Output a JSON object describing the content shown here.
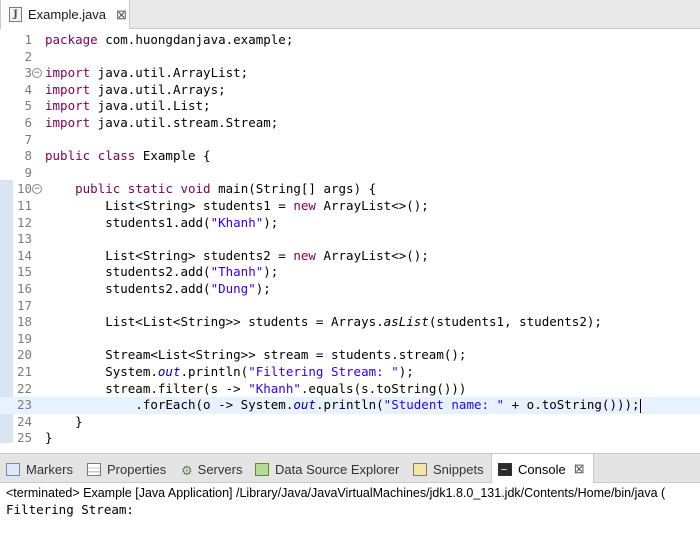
{
  "editor_tab": {
    "title": "Example.java",
    "icon": "java-file-icon",
    "icon_glyph": "J",
    "close_glyph": "⊠"
  },
  "code_lines": [
    {
      "num": "1",
      "fold": "",
      "segments": [
        {
          "t": "package",
          "c": "kw"
        },
        {
          "t": " com.huongdanjava.example;",
          "c": ""
        }
      ]
    },
    {
      "num": "2",
      "fold": "",
      "segments": []
    },
    {
      "num": "3",
      "fold": "−",
      "segments": [
        {
          "t": "import",
          "c": "kw"
        },
        {
          "t": " java.util.ArrayList;",
          "c": ""
        }
      ]
    },
    {
      "num": "4",
      "fold": "",
      "segments": [
        {
          "t": "import",
          "c": "kw"
        },
        {
          "t": " java.util.Arrays;",
          "c": ""
        }
      ]
    },
    {
      "num": "5",
      "fold": "",
      "segments": [
        {
          "t": "import",
          "c": "kw"
        },
        {
          "t": " java.util.List;",
          "c": ""
        }
      ]
    },
    {
      "num": "6",
      "fold": "",
      "segments": [
        {
          "t": "import",
          "c": "kw"
        },
        {
          "t": " java.util.stream.Stream;",
          "c": ""
        }
      ]
    },
    {
      "num": "7",
      "fold": "",
      "segments": []
    },
    {
      "num": "8",
      "fold": "",
      "segments": [
        {
          "t": "public",
          "c": "kw"
        },
        {
          "t": " ",
          "c": ""
        },
        {
          "t": "class",
          "c": "kw"
        },
        {
          "t": " Example {",
          "c": ""
        }
      ]
    },
    {
      "num": "9",
      "fold": "",
      "segments": []
    },
    {
      "num": "10",
      "fold": "−",
      "segments": [
        {
          "t": "    ",
          "c": ""
        },
        {
          "t": "public",
          "c": "kw"
        },
        {
          "t": " ",
          "c": ""
        },
        {
          "t": "static",
          "c": "kw"
        },
        {
          "t": " ",
          "c": ""
        },
        {
          "t": "void",
          "c": "kw"
        },
        {
          "t": " main(String[] args) {",
          "c": ""
        }
      ]
    },
    {
      "num": "11",
      "fold": "",
      "segments": [
        {
          "t": "        List<String> students1 = ",
          "c": ""
        },
        {
          "t": "new",
          "c": "kw"
        },
        {
          "t": " ArrayList<>();",
          "c": ""
        }
      ]
    },
    {
      "num": "12",
      "fold": "",
      "segments": [
        {
          "t": "        students1.add(",
          "c": ""
        },
        {
          "t": "\"Khanh\"",
          "c": "str"
        },
        {
          "t": ");",
          "c": ""
        }
      ]
    },
    {
      "num": "13",
      "fold": "",
      "segments": []
    },
    {
      "num": "14",
      "fold": "",
      "segments": [
        {
          "t": "        List<String> students2 = ",
          "c": ""
        },
        {
          "t": "new",
          "c": "kw"
        },
        {
          "t": " ArrayList<>();",
          "c": ""
        }
      ]
    },
    {
      "num": "15",
      "fold": "",
      "segments": [
        {
          "t": "        students2.add(",
          "c": ""
        },
        {
          "t": "\"Thanh\"",
          "c": "str"
        },
        {
          "t": ");",
          "c": ""
        }
      ]
    },
    {
      "num": "16",
      "fold": "",
      "segments": [
        {
          "t": "        students2.add(",
          "c": ""
        },
        {
          "t": "\"Dung\"",
          "c": "str"
        },
        {
          "t": ");",
          "c": ""
        }
      ]
    },
    {
      "num": "17",
      "fold": "",
      "segments": []
    },
    {
      "num": "18",
      "fold": "",
      "segments": [
        {
          "t": "        List<List<String>> students = Arrays.",
          "c": ""
        },
        {
          "t": "asList",
          "c": "stm"
        },
        {
          "t": "(students1, students2);",
          "c": ""
        }
      ]
    },
    {
      "num": "19",
      "fold": "",
      "segments": []
    },
    {
      "num": "20",
      "fold": "",
      "segments": [
        {
          "t": "        Stream<List<String>> stream = students.stream();",
          "c": ""
        }
      ]
    },
    {
      "num": "21",
      "fold": "",
      "segments": [
        {
          "t": "        System.",
          "c": ""
        },
        {
          "t": "out",
          "c": "fld"
        },
        {
          "t": ".println(",
          "c": ""
        },
        {
          "t": "\"Filtering Stream: \"",
          "c": "str"
        },
        {
          "t": ");",
          "c": ""
        }
      ]
    },
    {
      "num": "22",
      "fold": "",
      "segments": [
        {
          "t": "        stream.filter(s -> ",
          "c": ""
        },
        {
          "t": "\"Khanh\"",
          "c": "str"
        },
        {
          "t": ".equals(s.toString()))",
          "c": ""
        }
      ]
    },
    {
      "num": "23",
      "fold": "",
      "current": true,
      "segments": [
        {
          "t": "            .forEach(o -> System.",
          "c": ""
        },
        {
          "t": "out",
          "c": "fld"
        },
        {
          "t": ".println(",
          "c": ""
        },
        {
          "t": "\"Student name: \"",
          "c": "str"
        },
        {
          "t": " + o.toString()));",
          "c": ""
        }
      ]
    },
    {
      "num": "24",
      "fold": "",
      "segments": [
        {
          "t": "    }",
          "c": ""
        }
      ]
    },
    {
      "num": "25",
      "fold": "",
      "segments": [
        {
          "t": "}",
          "c": ""
        }
      ]
    }
  ],
  "views_tabs": [
    {
      "label": "Markers",
      "icon": "markers-icon",
      "name": "tab-markers"
    },
    {
      "label": "Properties",
      "icon": "properties-icon",
      "name": "tab-properties"
    },
    {
      "label": "Servers",
      "icon": "servers-icon",
      "name": "tab-servers"
    },
    {
      "label": "Data Source Explorer",
      "icon": "dse-icon",
      "name": "tab-data-source-explorer"
    },
    {
      "label": "Snippets",
      "icon": "snippets-icon",
      "name": "tab-snippets"
    },
    {
      "label": "Console",
      "icon": "console-icon",
      "name": "tab-console",
      "active": true
    }
  ],
  "console": {
    "description": "<terminated> Example [Java Application] /Library/Java/JavaVirtualMachines/jdk1.8.0_131.jdk/Contents/Home/bin/java (",
    "output": "Filtering Stream:"
  },
  "colors": {
    "keyword": "#7f0055",
    "string": "#2a00ff",
    "field": "#0000c0",
    "current_line": "#e8f2fe"
  }
}
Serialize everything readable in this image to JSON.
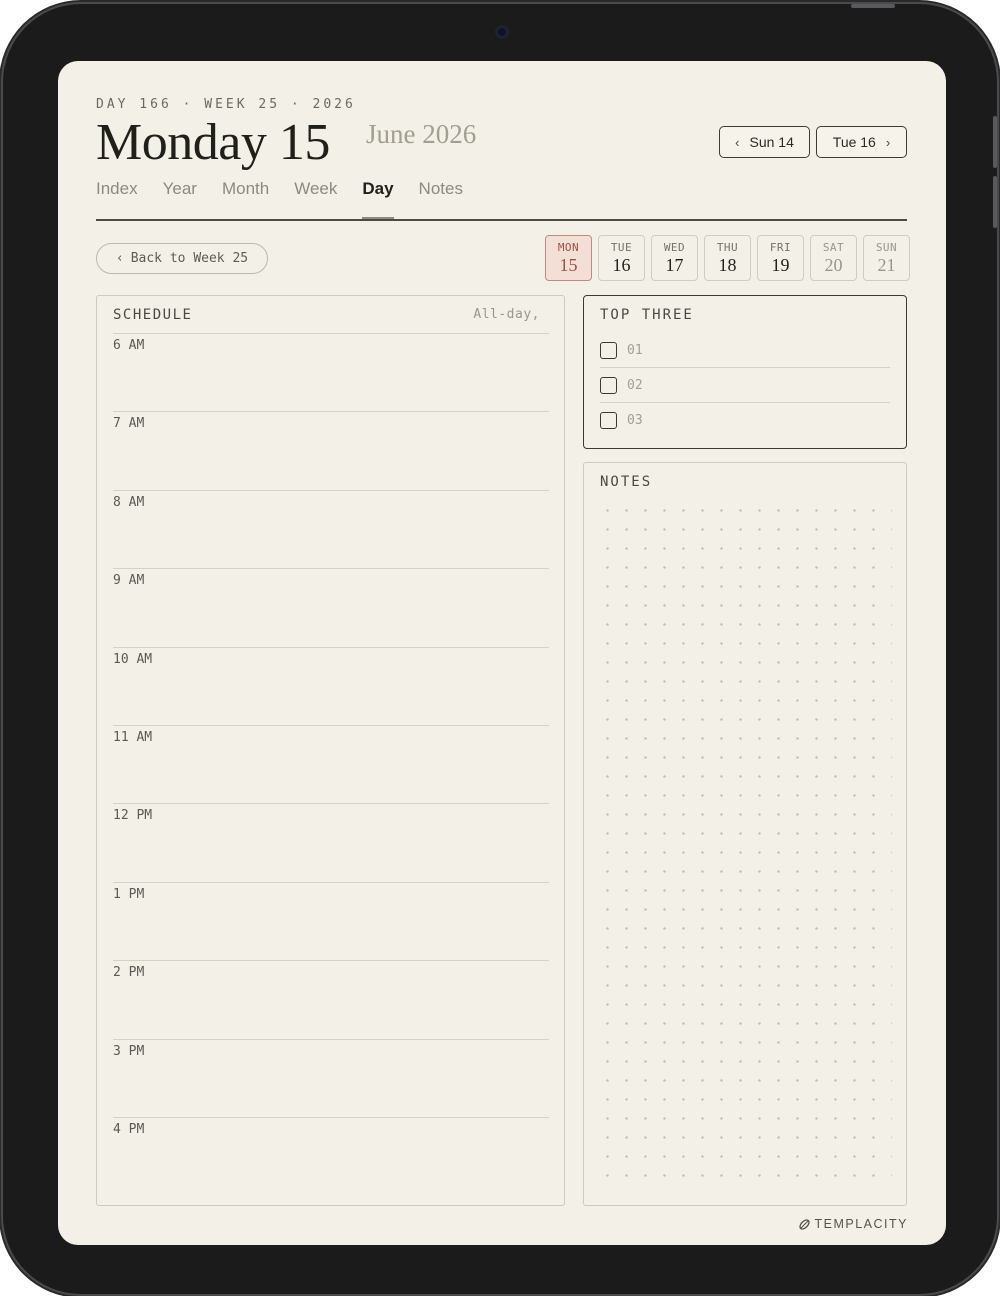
{
  "header": {
    "meta": "DAY 166 · WEEK 25 · 2026",
    "day_title": "Monday 15",
    "month_title": "June 2026",
    "prev_label": "Sun 14",
    "next_label": "Tue 16"
  },
  "tabs": [
    {
      "label": "Index"
    },
    {
      "label": "Year"
    },
    {
      "label": "Month"
    },
    {
      "label": "Week"
    },
    {
      "label": "Day"
    },
    {
      "label": "Notes"
    }
  ],
  "back_label": "Back to Week 25",
  "week_days": [
    {
      "name": "MON",
      "num": "15"
    },
    {
      "name": "TUE",
      "num": "16"
    },
    {
      "name": "WED",
      "num": "17"
    },
    {
      "name": "THU",
      "num": "18"
    },
    {
      "name": "FRI",
      "num": "19"
    },
    {
      "name": "SAT",
      "num": "20"
    },
    {
      "name": "SUN",
      "num": "21"
    }
  ],
  "schedule": {
    "title": "SCHEDULE",
    "allday": "All-day,",
    "hours": [
      "6 AM",
      "7 AM",
      "8 AM",
      "9 AM",
      "10 AM",
      "11 AM",
      "12 PM",
      "1 PM",
      "2 PM",
      "3 PM",
      "4 PM"
    ]
  },
  "top_three": {
    "title": "TOP THREE",
    "items": [
      "01",
      "02",
      "03"
    ]
  },
  "notes": {
    "title": "NOTES"
  },
  "brand": "TEMPLACITY",
  "colors": {
    "paper": "#f3f0e7",
    "accent": "#9e4f45",
    "accent_bg": "#f3dfd6",
    "ink": "#1f1f1c"
  }
}
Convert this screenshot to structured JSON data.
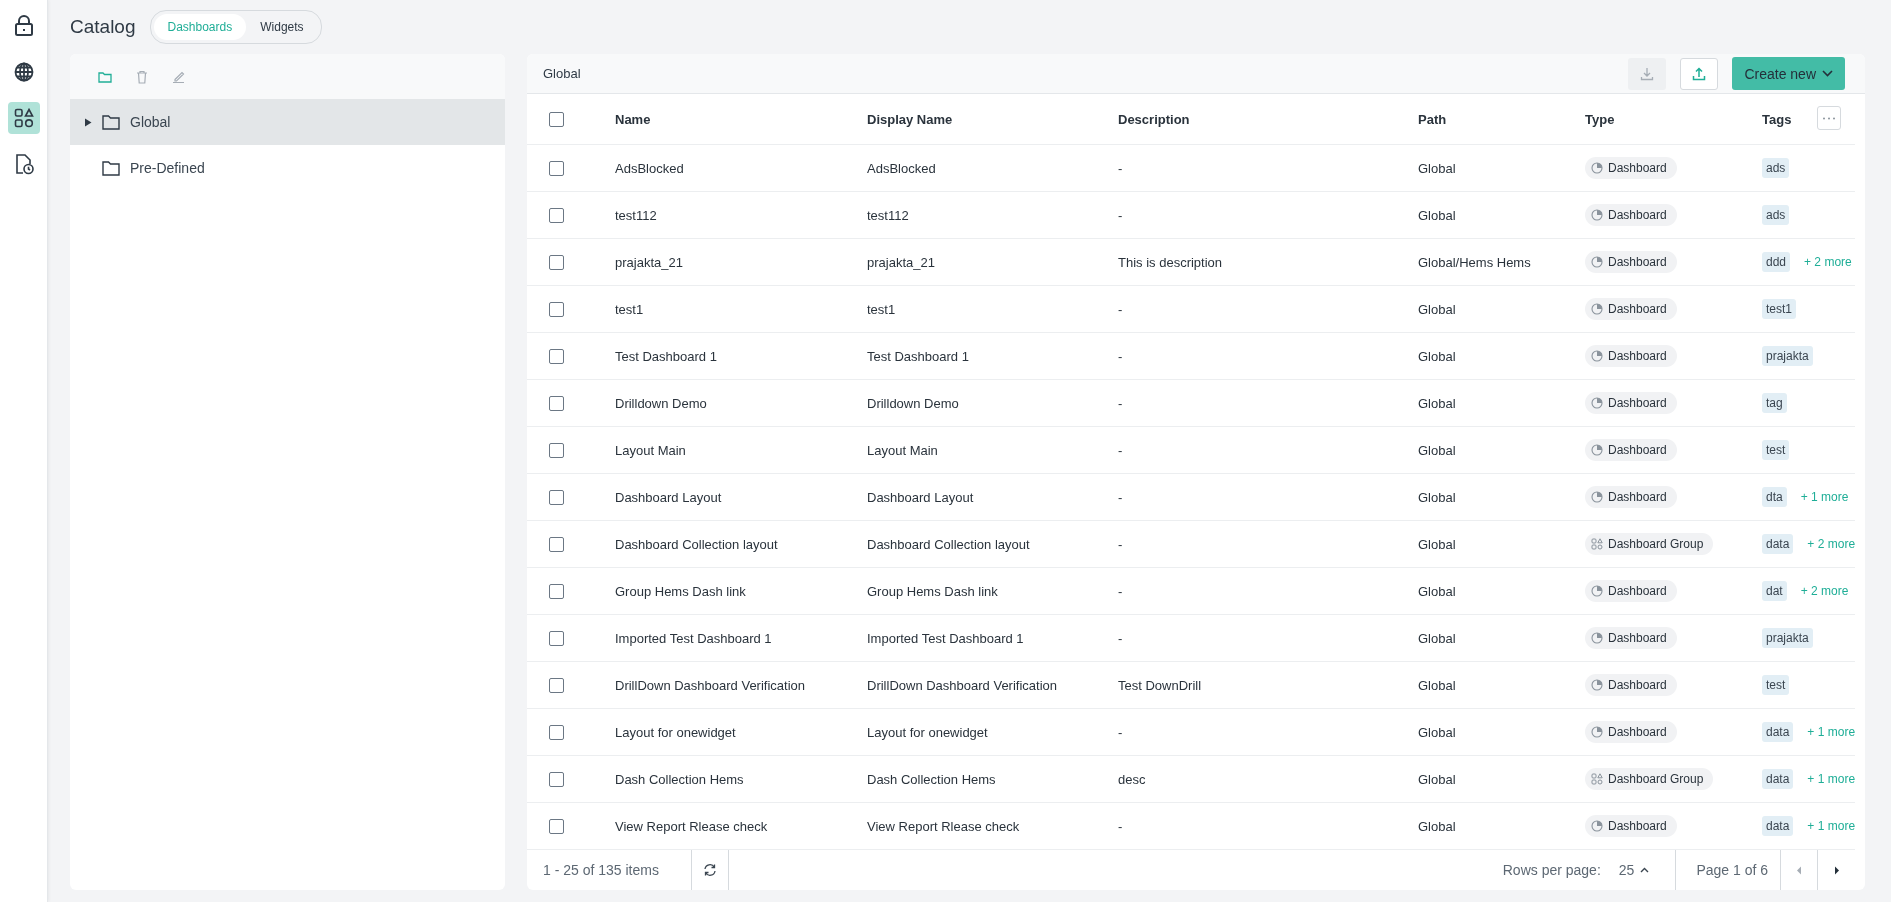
{
  "nav": [
    {
      "kind": "lock",
      "selected": false
    },
    {
      "kind": "globe",
      "selected": false
    },
    {
      "kind": "shapes",
      "selected": true
    },
    {
      "kind": "doc-clock",
      "selected": false
    }
  ],
  "title": "Catalog",
  "tabs": [
    {
      "label": "Dashboards",
      "selected": true
    },
    {
      "label": "Widgets",
      "selected": false
    }
  ],
  "tree": [
    {
      "label": "Global",
      "selected": true,
      "expandable": true
    },
    {
      "label": "Pre-Defined",
      "selected": false,
      "expandable": false
    }
  ],
  "panel_title": "Global",
  "toolbar": {
    "download_disabled": true,
    "create_label": "Create new"
  },
  "select_all_checked": false,
  "columns": [
    "Name",
    "Display Name",
    "Description",
    "Path",
    "Type",
    "Tags"
  ],
  "rows": [
    {
      "checked": false,
      "name": "AdsBlocked",
      "display_name": "AdsBlocked",
      "description": "-",
      "path": "Global",
      "type": {
        "kind": "dashboard",
        "label": "Dashboard"
      },
      "tag": "ads"
    },
    {
      "checked": false,
      "name": "test112",
      "display_name": "test112",
      "description": "-",
      "path": "Global",
      "type": {
        "kind": "dashboard",
        "label": "Dashboard"
      },
      "tag": "ads"
    },
    {
      "checked": false,
      "name": "prajakta_21",
      "display_name": "prajakta_21",
      "description": "This is description",
      "path": "Global/Hems Hems",
      "type": {
        "kind": "dashboard",
        "label": "Dashboard"
      },
      "tag": "ddd",
      "more": "+ 2 more"
    },
    {
      "checked": false,
      "name": "test1",
      "display_name": "test1",
      "description": "-",
      "path": "Global",
      "type": {
        "kind": "dashboard",
        "label": "Dashboard"
      },
      "tag": "test1"
    },
    {
      "checked": false,
      "name": "Test Dashboard 1",
      "display_name": "Test Dashboard 1",
      "description": "-",
      "path": "Global",
      "type": {
        "kind": "dashboard",
        "label": "Dashboard"
      },
      "tag": "prajakta"
    },
    {
      "checked": false,
      "name": "Drilldown Demo",
      "display_name": "Drilldown Demo",
      "description": "-",
      "path": "Global",
      "type": {
        "kind": "dashboard",
        "label": "Dashboard"
      },
      "tag": "tag"
    },
    {
      "checked": false,
      "name": "Layout Main",
      "display_name": "Layout Main",
      "description": "-",
      "path": "Global",
      "type": {
        "kind": "dashboard",
        "label": "Dashboard"
      },
      "tag": "test"
    },
    {
      "checked": false,
      "name": "Dashboard Layout",
      "display_name": "Dashboard Layout",
      "description": "-",
      "path": "Global",
      "type": {
        "kind": "dashboard",
        "label": "Dashboard"
      },
      "tag": "dta",
      "more": "+ 1 more"
    },
    {
      "checked": false,
      "name": "Dashboard Collection layout",
      "display_name": "Dashboard Collection layout",
      "description": "-",
      "path": "Global",
      "type": {
        "kind": "group",
        "label": "Dashboard Group"
      },
      "tag": "data",
      "more": "+ 2 more"
    },
    {
      "checked": false,
      "name": "Group Hems Dash link",
      "display_name": "Group Hems Dash link",
      "description": "-",
      "path": "Global",
      "type": {
        "kind": "dashboard",
        "label": "Dashboard"
      },
      "tag": "dat",
      "more": "+ 2 more"
    },
    {
      "checked": false,
      "name": "Imported Test Dashboard 1",
      "display_name": "Imported Test Dashboard 1",
      "description": "-",
      "path": "Global",
      "type": {
        "kind": "dashboard",
        "label": "Dashboard"
      },
      "tag": "prajakta"
    },
    {
      "checked": false,
      "name": "DrillDown Dashboard Verification",
      "display_name": "DrillDown Dashboard Verification",
      "description": "Test DownDrill",
      "path": "Global",
      "type": {
        "kind": "dashboard",
        "label": "Dashboard"
      },
      "tag": "test"
    },
    {
      "checked": false,
      "name": "Layout for onewidget",
      "display_name": "Layout for onewidget",
      "description": "-",
      "path": "Global",
      "type": {
        "kind": "dashboard",
        "label": "Dashboard"
      },
      "tag": "data",
      "more": "+ 1 more"
    },
    {
      "checked": false,
      "name": "Dash Collection Hems",
      "display_name": "Dash Collection Hems",
      "description": "desc",
      "path": "Global",
      "type": {
        "kind": "group",
        "label": "Dashboard Group"
      },
      "tag": "data",
      "more": "+ 1 more"
    },
    {
      "checked": false,
      "name": "View Report Rlease check",
      "display_name": "View Report Rlease check",
      "description": "-",
      "path": "Global",
      "type": {
        "kind": "dashboard",
        "label": "Dashboard"
      },
      "tag": "data",
      "more": "+ 1 more"
    }
  ],
  "footer": {
    "items": "1 - 25 of 135 items",
    "rows_label": "Rows per page:",
    "rows_value": "25",
    "page": "Page 1 of 6",
    "prev_disabled": true
  }
}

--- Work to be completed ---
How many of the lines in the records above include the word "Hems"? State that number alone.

--- Answer box ---
5